Over a pond not far from Mesqel Square, participants eagerly awaiting the annual festival of Irrecha gathered along the banks in white traditional outfits. They sprinkled water from the pond and placed cut flowers and grass into the water, all in celebration of the rainy season and in thanksgiving to the beginning of the harvest.
Nonetheless, from how quiet most of Addis Abeba was throughout the day, it was hard to tell that one of the highly regarded traditional festivities was taking place. The roads of the city, mainly those feeding Mesqel Square, were closed beginning on the afternoon of Friday, and a heavy security presence was felt. At some junctures, even pedestrians were not allowed to pass.
Beyond security fears, part of the relatively muted nature of the festivities was the sensitivity given to the Novel Coronavirus (COVID-19) outbreak in Ethiopia, according to the authorities. The Mesqel holiday held a week ago took place under similarly dampening circumstances.
The Irrecha celebrations were also held in Addis Abeba last year, where it attracted tens of thousands from different parts of the country, mainly Oromia Regional State.
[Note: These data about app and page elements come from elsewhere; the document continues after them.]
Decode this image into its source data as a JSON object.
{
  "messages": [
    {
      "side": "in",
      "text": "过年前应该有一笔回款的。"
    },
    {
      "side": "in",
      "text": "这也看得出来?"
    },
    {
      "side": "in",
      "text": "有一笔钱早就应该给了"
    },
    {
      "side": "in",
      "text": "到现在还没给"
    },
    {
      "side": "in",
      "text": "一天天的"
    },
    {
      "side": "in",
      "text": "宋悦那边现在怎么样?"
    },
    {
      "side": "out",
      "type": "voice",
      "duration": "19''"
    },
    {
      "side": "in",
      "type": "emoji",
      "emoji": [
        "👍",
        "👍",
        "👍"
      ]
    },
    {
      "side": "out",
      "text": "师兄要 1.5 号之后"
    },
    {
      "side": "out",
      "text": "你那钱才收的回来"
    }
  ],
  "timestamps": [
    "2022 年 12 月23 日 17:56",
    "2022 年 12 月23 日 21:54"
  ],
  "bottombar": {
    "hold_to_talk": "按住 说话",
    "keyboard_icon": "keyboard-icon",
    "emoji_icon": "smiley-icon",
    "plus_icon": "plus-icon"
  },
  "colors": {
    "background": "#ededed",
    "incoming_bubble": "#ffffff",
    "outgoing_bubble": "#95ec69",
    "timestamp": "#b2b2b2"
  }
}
Despite being a partly religious, partly traditional festivity that was held annually in Bishoftu, 63Km from Addis Abeba, the fact that it was held in the capital city had political significance.
Four years ago, dozens were killed after a stampede was caused by the actions of security forces during a gathering for the festival in Bishoftu. Last year, the holding of the festival in Addis Abeba was marred by comments that were made by Shimelis Abdisa, president of Oromia Regional State, during a speech he made.
The security fears during the festivity yesterday came as Oromia Regional State remains tense following the death of Hachalu Hundessa, singer and political activist, and the jailing of major opposition figures. Although the authorities indicated that the celebrations ended without any major security issues, there were isolated outbreaks of protests in parts of Addis Abeba by gathered youths. Several of them erupted in response to the restrictions to movement placed at several parts of the city where there were checkpoints, including entry points to Addis Abeba.